Homeland Security says it doesn’t know where it will get the money to handle the surge of border asylum claims it expects under its new plan to shift the work from immigration judges to department bureaucrats.
Tucked inside this week’s proposal was a projection that border asylum cases will likely surge to 150,000 and could reach as high as 300,000 — essentially three times the current rate.
And at either of those levels, “DHS does not believe it can meet the full staffing requirements with current funding,” the department said in a regulatory filing known as a notice of proposed rulemaking.
U.S. Citizenship and Immigration Services, the agency that would see the massive workload increase, estimates it would have to hire up to 4,647 new employees to a staff that currently numbers about 20,000.
USCIS is chiefly funded by fees paid by immigrants or their employers, and the agency said it doesn’t have the capacity within that structure right now to pay for that kind of hiring surge.
And since asylum applications are cost-free to those applying, the costs might have to be borne by those trying to gain citizenship, reunite with families or connect with a willing employer.
Prices those immigrants pay could rise an average of 26% if USCIS does see 300,000 applications a year, the agency said in its filing.
The proposal would shift the initial decisions on asylum cases at the border away from immigration judges over to USCIS asylum officers. Those officers already handle initial screenings of border cases to determine whether there’s a “credible fear” of being sent back home. Now they would not only do that initial screening but also decide the full asylum claim.
USCIS averaged about 80,000 credible fear cases a year from 2016 to 2020, peaking at about 102,000 in 2019, during the previous border surge.
Under the new proposal, the agency expects 150,000 a year and could end up double that number.
Rob Law, who served as chief of USCIS’s Office of Policy in the Trump administration, said that is a tacit admission that the government realizes it is inviting a new wave of border-jumpers, who will try to make asylum claims. And more are likely to succeed because asylum officers tend to be more lenient toward illegal immigrants than immigration judges, he said.
“They seem to view themselves as the champion of the alien as opposed to adjudicators of the law,” he said.
The new Biden plan is just a notice of proposed rule-making at this point. It needs to go through the regulatory comment period before being finalized. The administration could, in theory, scrap the entire initiative, depending on those comments.
But USCIS plowed ahead.
New Director Ur Jaddou sent an email to employees Wednesday, just hours after the regulatory filing, saying the agency is moving ahead on “the first phase of hiring.”
“This new process will significantly increase and change our workload,” she wrote. “We are planning for growth of the Asylum Division’s workforce and, as a result, we will soon be posting vacancy announcements for new positions in Asylum Division headquarters and in asylum offices throughout the United States.”

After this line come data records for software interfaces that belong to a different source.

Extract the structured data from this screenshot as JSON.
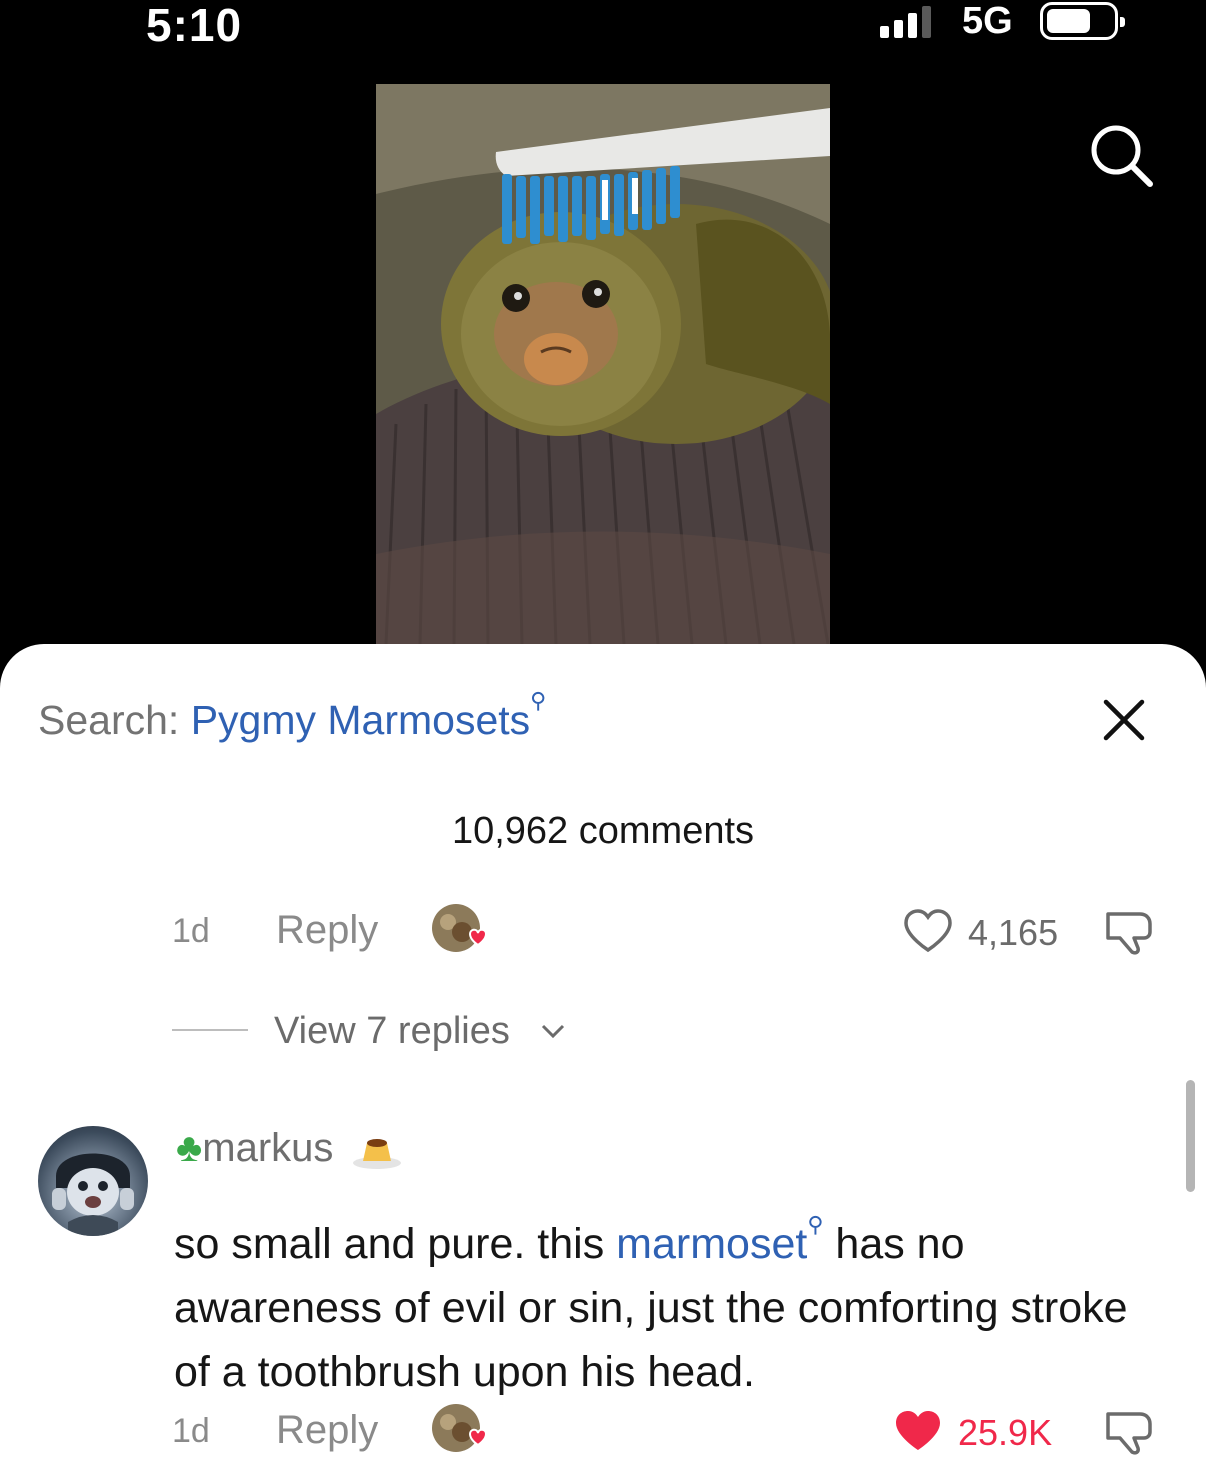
{
  "status_bar": {
    "time": "5:10",
    "network": "5G"
  },
  "sheet": {
    "search_prefix": "Search: ",
    "search_term": "Pygmy Marmosets",
    "comment_count": "10,962 comments"
  },
  "comments": [
    {
      "time": "1d",
      "reply_label": "Reply",
      "likes": "4,165",
      "liked": false
    },
    {
      "username": "markus",
      "text_before": "so small and pure. this ",
      "text_link": "marmoset",
      "text_after": " has no awareness of evil or sin, just the comforting stroke of a toothbrush upon his head.",
      "time": "1d",
      "reply_label": "Reply",
      "likes": "25.9K",
      "liked": true
    }
  ],
  "view_replies": "View 7 replies",
  "icons": {
    "search": "search-icon",
    "close": "close-icon",
    "like": "heart-icon",
    "dislike": "thumbs-down-icon",
    "chevron": "chevron-down-icon",
    "clover": "four-leaf-clover-icon",
    "pudding": "custard-pudding-icon"
  },
  "colors": {
    "link": "#2f61b3",
    "liked": "#f0284a",
    "muted": "#8a8a8a"
  }
}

Mr. Law said that email likely broke the law by signaling the agency was already staffing up for a program that hadn’t even been published in the Federal Register, much less survived the notice and comment period required by the Administrative Procedure Act.
“Ur Jaddou jumped the gun,” he said. “This just goes to show that the conclusion is predetermined. They do not care what the public input is. They’re already intent on going forward.”
Mr. Law said the new program, if finalized, would warp the agency’s finances. The Biden team has already said it wants to reduce the price of other immigration applications such as citizenship, which means those savings — as well as the new asylum cases filed by illegal border jumpers — would be born by other immigrants paying USCIS.
The other option would be to ditch the fee model and ask taxpayers to pay for immigrants.
The Biden administration has signaled the first step along that path, asking Congress for hundreds of millions of dollars in taxpayer money to cut into an existing case backlog. USCIS, in a statement to The Washington Times, linked that money to the asylum plans.
“If the rule is finalized, USCIS would scale the work assignments for asylum officers and supervisory asylum officers as needed based on case volumes and capacity for its existing workload and its new workload under the rule. In addition, the President’s Budget for the fiscal year 2022 that was recently submitted to Congress requests additional funds to address backlogs for immigration benefits,” the agency said.
The proposal calls for a phased implementation, which the agency said would allow hiring and spending to be calibrated to the resources the agency has on hand.
During the early going, most asylum-seekers will still end up in the immigration courts for their initial decisions, USCIS said.
Mr. Law said he can’t see how the agency will be able to hire and train the thousands of qualified asylum officers it expects to need in the time frame USCIS envisions. The agency’s other option, then, will be to pull current staffers off other cases, delaying those applications.
“They don’t have the manpower to handle it, and they don’t have the financing to handle it,” he said.
USCIS says something must change.
The number of asylum seekers at the border surged over the last decade, creating a 600,000-case asylum backlog in the immigration courts. The agency said that delays rulings for the small number that end up having valid claims and also prolongs the time in the U.S. for those who will eventually lose their cases.
Under the new proposal, USCIS says it can cut decisions from a years-long process down to months.
Border jumpers whom USCIS rejects can still appeal to an immigration judge, though, meaning some cases will likely last even longer.